Civil Dusk feels like hanging out with an old friend that you haven’t seen for a while and working out just how much you’ve missed them. There’s plenty that’s familiar in Bernard Fanning’s third solo effort, but that’s the real the appeal. There’s a palpable ¬†warmth here and the knowledge that you’re in the hands of one our best songwriters. And just because there’s a familiarity doesn’t mean that Fanning is writing to a template: his knack of taking a stretch of melody or a song structure in a direction that you weren’t quite expecting is part of what makes him such a great songsmith.
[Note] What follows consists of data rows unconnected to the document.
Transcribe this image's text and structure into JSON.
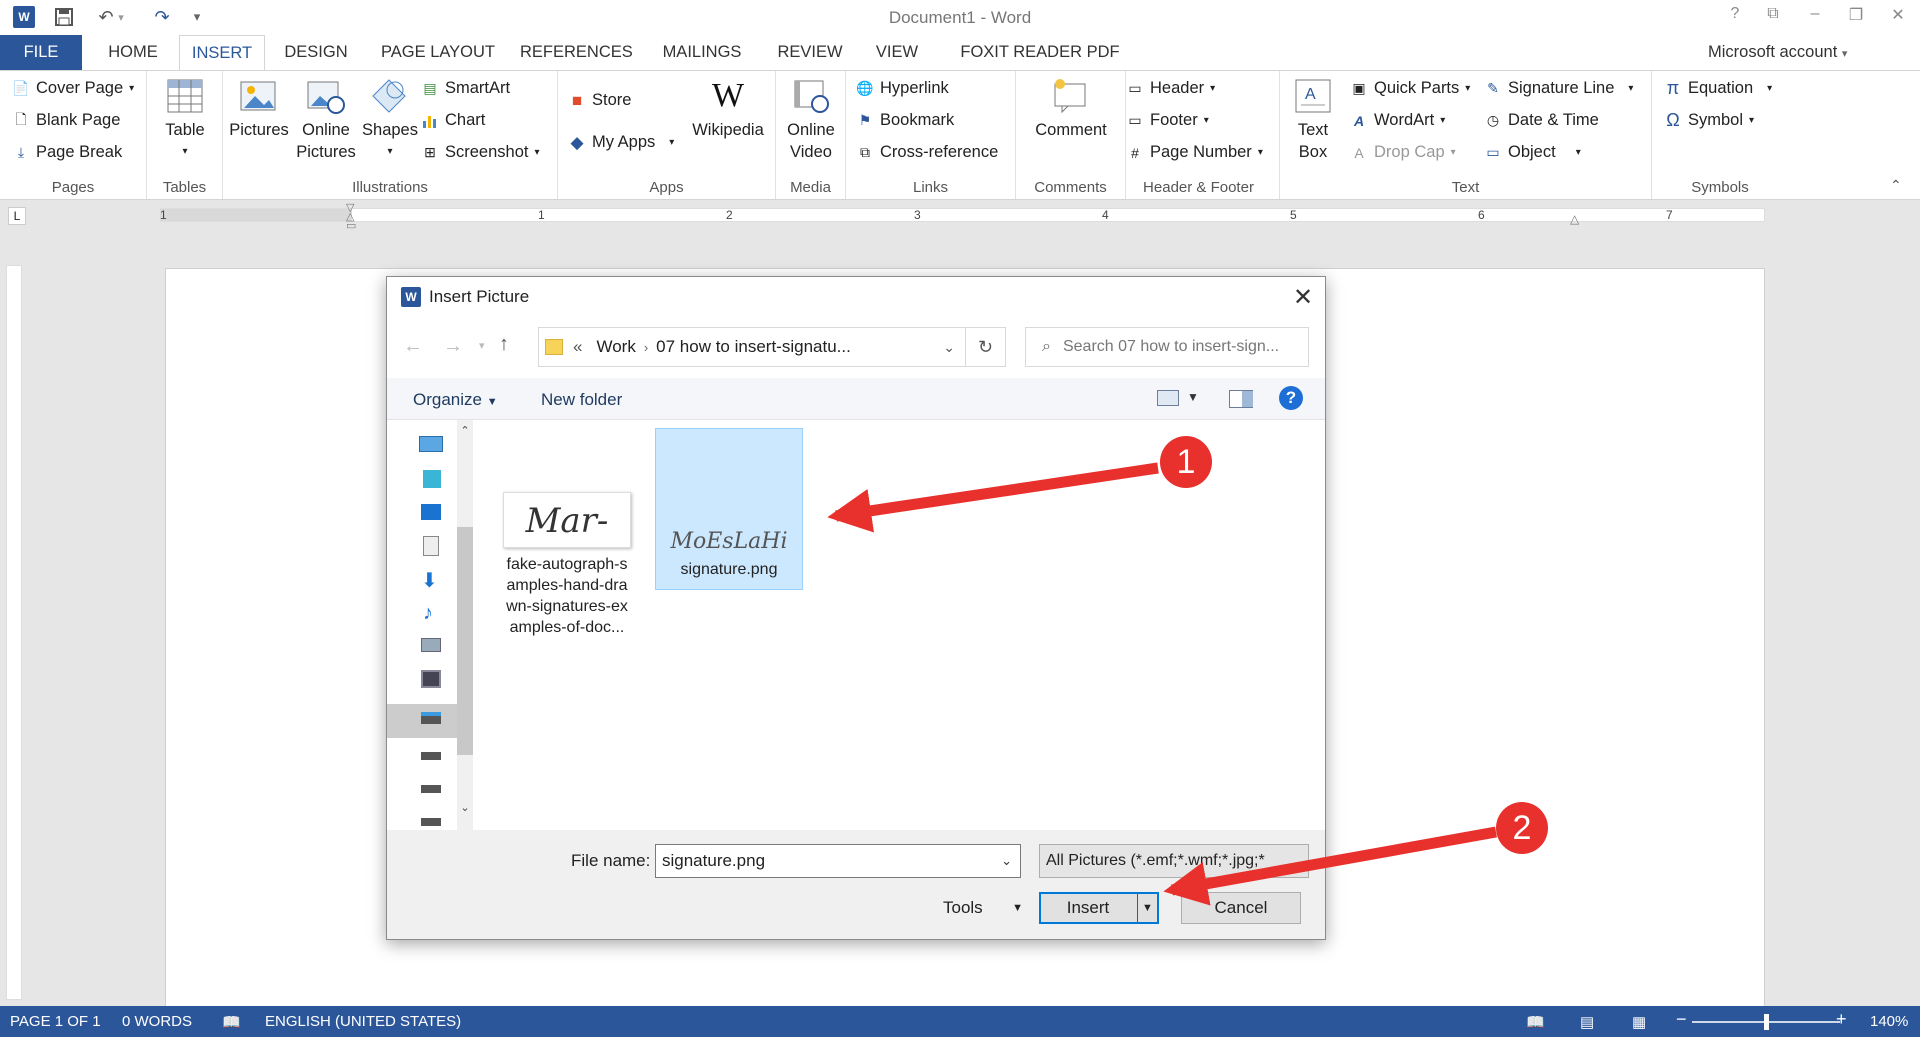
{
  "app": {
    "window_title": "Document1 - Word",
    "help_glyph": "?",
    "account_label": "Microsoft account"
  },
  "tabs": [
    "FILE",
    "HOME",
    "INSERT",
    "DESIGN",
    "PAGE LAYOUT",
    "REFERENCES",
    "MAILINGS",
    "REVIEW",
    "VIEW",
    "FOXIT READER PDF"
  ],
  "ribbon": {
    "pages": {
      "label": "Pages",
      "cover_page": "Cover Page",
      "blank_page": "Blank Page",
      "page_break": "Page Break"
    },
    "tables": {
      "label": "Tables",
      "table": "Table"
    },
    "illustrations": {
      "label": "Illustrations",
      "pictures": "Pictures",
      "online_pictures_1": "Online",
      "online_pictures_2": "Pictures",
      "shapes": "Shapes",
      "smartart": "SmartArt",
      "chart": "Chart",
      "screenshot": "Screenshot"
    },
    "apps": {
      "label": "Apps",
      "store": "Store",
      "my_apps": "My Apps",
      "wikipedia": "Wikipedia",
      "wiki_glyph": "W"
    },
    "media": {
      "label": "Media",
      "online_video_1": "Online",
      "online_video_2": "Video"
    },
    "links": {
      "label": "Links",
      "hyperlink": "Hyperlink",
      "bookmark": "Bookmark",
      "cross_reference": "Cross-reference"
    },
    "comments": {
      "label": "Comments",
      "comment": "Comment"
    },
    "header_footer": {
      "label": "Header & Footer",
      "header": "Header",
      "footer": "Footer",
      "page_number": "Page Number"
    },
    "text": {
      "label": "Text",
      "text_box_1": "Text",
      "text_box_2": "Box",
      "quick_parts": "Quick Parts",
      "wordart": "WordArt",
      "drop_cap": "Drop Cap",
      "signature_line": "Signature Line",
      "date_time": "Date & Time",
      "object": "Object"
    },
    "symbols": {
      "label": "Symbols",
      "equation": "Equation",
      "symbol": "Symbol"
    }
  },
  "ruler": {
    "marks": [
      "1",
      "1",
      "2",
      "3",
      "4",
      "5",
      "6",
      "7"
    ],
    "tab_glyph": "L"
  },
  "dialog": {
    "title": "Insert Picture",
    "breadcrumb": {
      "prefix": "«",
      "parts": [
        "Work",
        "07 how to insert-signatu..."
      ]
    },
    "search_placeholder": "Search 07 how to insert-sign...",
    "organize_label": "Organize",
    "new_folder_label": "New folder",
    "help_glyph": "?",
    "files": [
      {
        "name_lines": [
          "fake-autograph-s",
          "amples-hand-dra",
          "wn-signatures-ex",
          "amples-of-doc..."
        ],
        "thumb_text": "Mar-",
        "selected": false
      },
      {
        "name_lines": [
          "signature.png"
        ],
        "thumb_text": "MoEsLaHi",
        "selected": true
      }
    ],
    "file_name_label": "File name:",
    "file_name_value": "signature.png",
    "file_type_value": "All Pictures (*.emf;*.wmf;*.jpg;*",
    "tools_label": "Tools",
    "insert_label": "Insert",
    "cancel_label": "Cancel"
  },
  "annotations": [
    "1",
    "2"
  ],
  "annotation_color": "#e8302d",
  "status": {
    "page": "PAGE 1 OF 1",
    "words": "0 WORDS",
    "language": "ENGLISH (UNITED STATES)",
    "zoom": "140%",
    "zoom_level_fraction": 0.5
  },
  "colors": {
    "accent": "#2b579a"
  }
}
FanningThe other thing that stands out here is the clarity of production. While many Australian artists head overseas to record, Fanning shows that you don’t have to go to Nashville or LA for a great mix, Byron Bay can deliver the goods just as well. Ironically Civil Dusk is characterised by the sound of California of the mid to late seventies, with its mix of acoustic and electric guitars and interplay of piano and organ over some gorgeous melodies. There are definite shades of Fleetwood Mac, The Eagles and Steely Dan.

His post-Powderfinger record,¬†Departures was a solid and aurally pleasing effort, but didn’t quite prove to be as memorable as the bulk of Fanning’s previous work. This latest album, however, seems to fare better on this count and, on first listen, appears at least the equal of his first solo outing, Tea and Sympathy.

Civil Dusk is a remarkably consistent outing awash with highlights: the soft, soulful opener ‘Emerald Flame’, the catchy acoustic guitar and melodic hooks of lead single ‘Wasting Time’ and the gentle melancholia of ‘Unpicking a Puzzle’ are just a few.

Bernard is clearly in prolific frame of mind with a follow up, Brutal Dawn, early next year. If the material here is anything to go by, we should be in for another treat.

Reviewed by Matthew Trainor